Exercise instructions: From the first line to the last, give the records again exactly and skip the pictures.

**** Data for processing

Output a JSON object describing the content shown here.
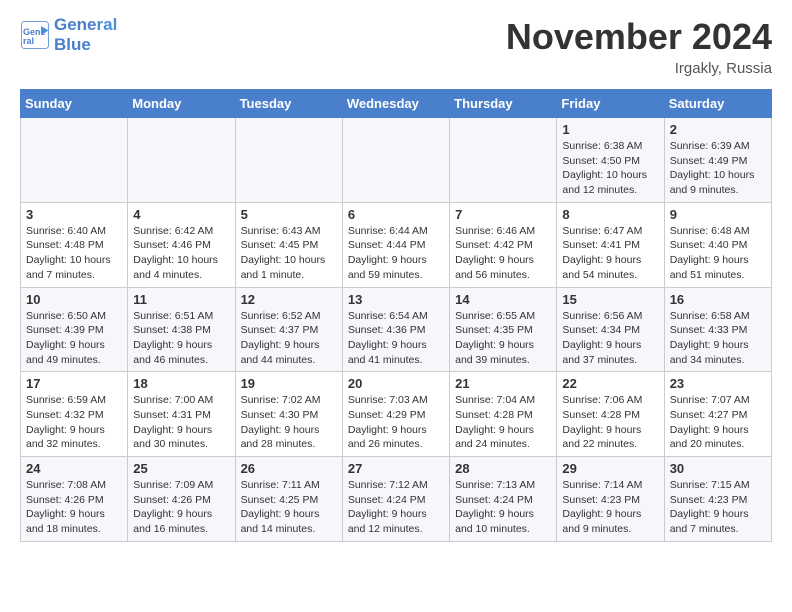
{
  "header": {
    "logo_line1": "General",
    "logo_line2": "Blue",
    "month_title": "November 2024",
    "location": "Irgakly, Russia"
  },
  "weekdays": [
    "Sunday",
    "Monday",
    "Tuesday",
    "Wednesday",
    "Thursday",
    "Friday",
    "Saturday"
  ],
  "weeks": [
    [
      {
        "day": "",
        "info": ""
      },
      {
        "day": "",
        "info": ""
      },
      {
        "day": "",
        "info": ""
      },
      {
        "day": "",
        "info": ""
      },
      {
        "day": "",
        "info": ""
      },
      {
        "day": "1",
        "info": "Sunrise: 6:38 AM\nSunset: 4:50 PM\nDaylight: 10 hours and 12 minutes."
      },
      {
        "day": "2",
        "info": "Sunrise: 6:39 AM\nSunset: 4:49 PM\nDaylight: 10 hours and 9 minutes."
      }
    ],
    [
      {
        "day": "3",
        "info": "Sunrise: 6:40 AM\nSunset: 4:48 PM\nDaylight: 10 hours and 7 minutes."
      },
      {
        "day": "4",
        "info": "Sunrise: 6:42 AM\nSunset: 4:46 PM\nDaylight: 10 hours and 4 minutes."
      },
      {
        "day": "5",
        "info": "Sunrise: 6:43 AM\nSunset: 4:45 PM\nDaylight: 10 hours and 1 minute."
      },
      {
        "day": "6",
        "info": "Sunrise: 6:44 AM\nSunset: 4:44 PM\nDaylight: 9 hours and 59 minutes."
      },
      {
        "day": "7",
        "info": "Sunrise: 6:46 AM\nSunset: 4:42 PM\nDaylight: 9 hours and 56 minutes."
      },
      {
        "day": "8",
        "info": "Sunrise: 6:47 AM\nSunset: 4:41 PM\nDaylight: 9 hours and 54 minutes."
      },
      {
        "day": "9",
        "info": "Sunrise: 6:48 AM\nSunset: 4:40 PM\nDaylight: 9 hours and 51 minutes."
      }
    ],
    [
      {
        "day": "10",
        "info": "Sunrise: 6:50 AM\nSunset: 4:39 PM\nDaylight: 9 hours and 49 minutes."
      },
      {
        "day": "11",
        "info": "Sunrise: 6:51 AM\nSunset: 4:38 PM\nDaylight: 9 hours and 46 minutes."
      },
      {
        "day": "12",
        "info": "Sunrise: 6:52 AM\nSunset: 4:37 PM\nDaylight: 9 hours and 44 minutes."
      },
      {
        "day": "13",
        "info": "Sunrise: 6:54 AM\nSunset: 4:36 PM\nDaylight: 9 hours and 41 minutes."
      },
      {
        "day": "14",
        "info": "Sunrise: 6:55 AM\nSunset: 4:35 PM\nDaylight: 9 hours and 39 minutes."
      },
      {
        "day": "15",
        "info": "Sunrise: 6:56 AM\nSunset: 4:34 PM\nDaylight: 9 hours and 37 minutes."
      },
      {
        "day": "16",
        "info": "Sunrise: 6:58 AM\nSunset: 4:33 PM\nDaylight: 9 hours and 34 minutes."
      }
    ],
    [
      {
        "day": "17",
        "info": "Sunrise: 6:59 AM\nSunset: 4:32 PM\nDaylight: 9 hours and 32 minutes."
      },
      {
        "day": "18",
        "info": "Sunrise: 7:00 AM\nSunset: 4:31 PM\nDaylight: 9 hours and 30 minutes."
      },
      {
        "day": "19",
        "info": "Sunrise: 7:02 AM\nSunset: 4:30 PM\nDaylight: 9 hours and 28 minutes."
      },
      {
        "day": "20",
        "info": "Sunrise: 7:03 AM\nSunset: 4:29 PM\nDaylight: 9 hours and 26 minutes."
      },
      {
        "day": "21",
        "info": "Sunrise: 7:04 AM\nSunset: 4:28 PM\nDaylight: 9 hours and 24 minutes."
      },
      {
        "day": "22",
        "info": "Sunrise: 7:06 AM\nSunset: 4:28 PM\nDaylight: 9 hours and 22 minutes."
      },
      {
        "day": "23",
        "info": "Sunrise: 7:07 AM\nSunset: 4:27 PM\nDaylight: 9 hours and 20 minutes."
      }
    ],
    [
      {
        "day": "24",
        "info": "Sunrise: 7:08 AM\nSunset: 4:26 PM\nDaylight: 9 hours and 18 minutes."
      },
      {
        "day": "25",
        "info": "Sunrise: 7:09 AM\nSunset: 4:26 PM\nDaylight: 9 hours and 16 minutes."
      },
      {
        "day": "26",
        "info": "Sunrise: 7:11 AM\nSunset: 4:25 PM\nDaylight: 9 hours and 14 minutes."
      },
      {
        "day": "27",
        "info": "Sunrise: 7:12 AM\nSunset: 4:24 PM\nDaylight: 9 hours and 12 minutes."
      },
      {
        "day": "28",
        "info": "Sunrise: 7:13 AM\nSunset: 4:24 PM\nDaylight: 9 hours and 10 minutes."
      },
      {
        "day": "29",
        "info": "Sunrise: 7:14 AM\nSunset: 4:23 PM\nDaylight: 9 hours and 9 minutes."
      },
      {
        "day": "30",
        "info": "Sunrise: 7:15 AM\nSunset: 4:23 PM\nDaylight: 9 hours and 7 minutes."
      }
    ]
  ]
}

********

Answer section:
Output a JSON object describing the content shown here.
{
  "header": {
    "logo_line1": "General",
    "logo_line2": "Blue",
    "month_title": "November 2024",
    "location": "Irgakly, Russia"
  },
  "weekdays": [
    "Sunday",
    "Monday",
    "Tuesday",
    "Wednesday",
    "Thursday",
    "Friday",
    "Saturday"
  ],
  "weeks": [
    [
      {
        "day": "",
        "info": ""
      },
      {
        "day": "",
        "info": ""
      },
      {
        "day": "",
        "info": ""
      },
      {
        "day": "",
        "info": ""
      },
      {
        "day": "",
        "info": ""
      },
      {
        "day": "1",
        "info": "Sunrise: 6:38 AM\nSunset: 4:50 PM\nDaylight: 10 hours and 12 minutes."
      },
      {
        "day": "2",
        "info": "Sunrise: 6:39 AM\nSunset: 4:49 PM\nDaylight: 10 hours and 9 minutes."
      }
    ],
    [
      {
        "day": "3",
        "info": "Sunrise: 6:40 AM\nSunset: 4:48 PM\nDaylight: 10 hours and 7 minutes."
      },
      {
        "day": "4",
        "info": "Sunrise: 6:42 AM\nSunset: 4:46 PM\nDaylight: 10 hours and 4 minutes."
      },
      {
        "day": "5",
        "info": "Sunrise: 6:43 AM\nSunset: 4:45 PM\nDaylight: 10 hours and 1 minute."
      },
      {
        "day": "6",
        "info": "Sunrise: 6:44 AM\nSunset: 4:44 PM\nDaylight: 9 hours and 59 minutes."
      },
      {
        "day": "7",
        "info": "Sunrise: 6:46 AM\nSunset: 4:42 PM\nDaylight: 9 hours and 56 minutes."
      },
      {
        "day": "8",
        "info": "Sunrise: 6:47 AM\nSunset: 4:41 PM\nDaylight: 9 hours and 54 minutes."
      },
      {
        "day": "9",
        "info": "Sunrise: 6:48 AM\nSunset: 4:40 PM\nDaylight: 9 hours and 51 minutes."
      }
    ],
    [
      {
        "day": "10",
        "info": "Sunrise: 6:50 AM\nSunset: 4:39 PM\nDaylight: 9 hours and 49 minutes."
      },
      {
        "day": "11",
        "info": "Sunrise: 6:51 AM\nSunset: 4:38 PM\nDaylight: 9 hours and 46 minutes."
      },
      {
        "day": "12",
        "info": "Sunrise: 6:52 AM\nSunset: 4:37 PM\nDaylight: 9 hours and 44 minutes."
      },
      {
        "day": "13",
        "info": "Sunrise: 6:54 AM\nSunset: 4:36 PM\nDaylight: 9 hours and 41 minutes."
      },
      {
        "day": "14",
        "info": "Sunrise: 6:55 AM\nSunset: 4:35 PM\nDaylight: 9 hours and 39 minutes."
      },
      {
        "day": "15",
        "info": "Sunrise: 6:56 AM\nSunset: 4:34 PM\nDaylight: 9 hours and 37 minutes."
      },
      {
        "day": "16",
        "info": "Sunrise: 6:58 AM\nSunset: 4:33 PM\nDaylight: 9 hours and 34 minutes."
      }
    ],
    [
      {
        "day": "17",
        "info": "Sunrise: 6:59 AM\nSunset: 4:32 PM\nDaylight: 9 hours and 32 minutes."
      },
      {
        "day": "18",
        "info": "Sunrise: 7:00 AM\nSunset: 4:31 PM\nDaylight: 9 hours and 30 minutes."
      },
      {
        "day": "19",
        "info": "Sunrise: 7:02 AM\nSunset: 4:30 PM\nDaylight: 9 hours and 28 minutes."
      },
      {
        "day": "20",
        "info": "Sunrise: 7:03 AM\nSunset: 4:29 PM\nDaylight: 9 hours and 26 minutes."
      },
      {
        "day": "21",
        "info": "Sunrise: 7:04 AM\nSunset: 4:28 PM\nDaylight: 9 hours and 24 minutes."
      },
      {
        "day": "22",
        "info": "Sunrise: 7:06 AM\nSunset: 4:28 PM\nDaylight: 9 hours and 22 minutes."
      },
      {
        "day": "23",
        "info": "Sunrise: 7:07 AM\nSunset: 4:27 PM\nDaylight: 9 hours and 20 minutes."
      }
    ],
    [
      {
        "day": "24",
        "info": "Sunrise: 7:08 AM\nSunset: 4:26 PM\nDaylight: 9 hours and 18 minutes."
      },
      {
        "day": "25",
        "info": "Sunrise: 7:09 AM\nSunset: 4:26 PM\nDaylight: 9 hours and 16 minutes."
      },
      {
        "day": "26",
        "info": "Sunrise: 7:11 AM\nSunset: 4:25 PM\nDaylight: 9 hours and 14 minutes."
      },
      {
        "day": "27",
        "info": "Sunrise: 7:12 AM\nSunset: 4:24 PM\nDaylight: 9 hours and 12 minutes."
      },
      {
        "day": "28",
        "info": "Sunrise: 7:13 AM\nSunset: 4:24 PM\nDaylight: 9 hours and 10 minutes."
      },
      {
        "day": "29",
        "info": "Sunrise: 7:14 AM\nSunset: 4:23 PM\nDaylight: 9 hours and 9 minutes."
      },
      {
        "day": "30",
        "info": "Sunrise: 7:15 AM\nSunset: 4:23 PM\nDaylight: 9 hours and 7 minutes."
      }
    ]
  ]
}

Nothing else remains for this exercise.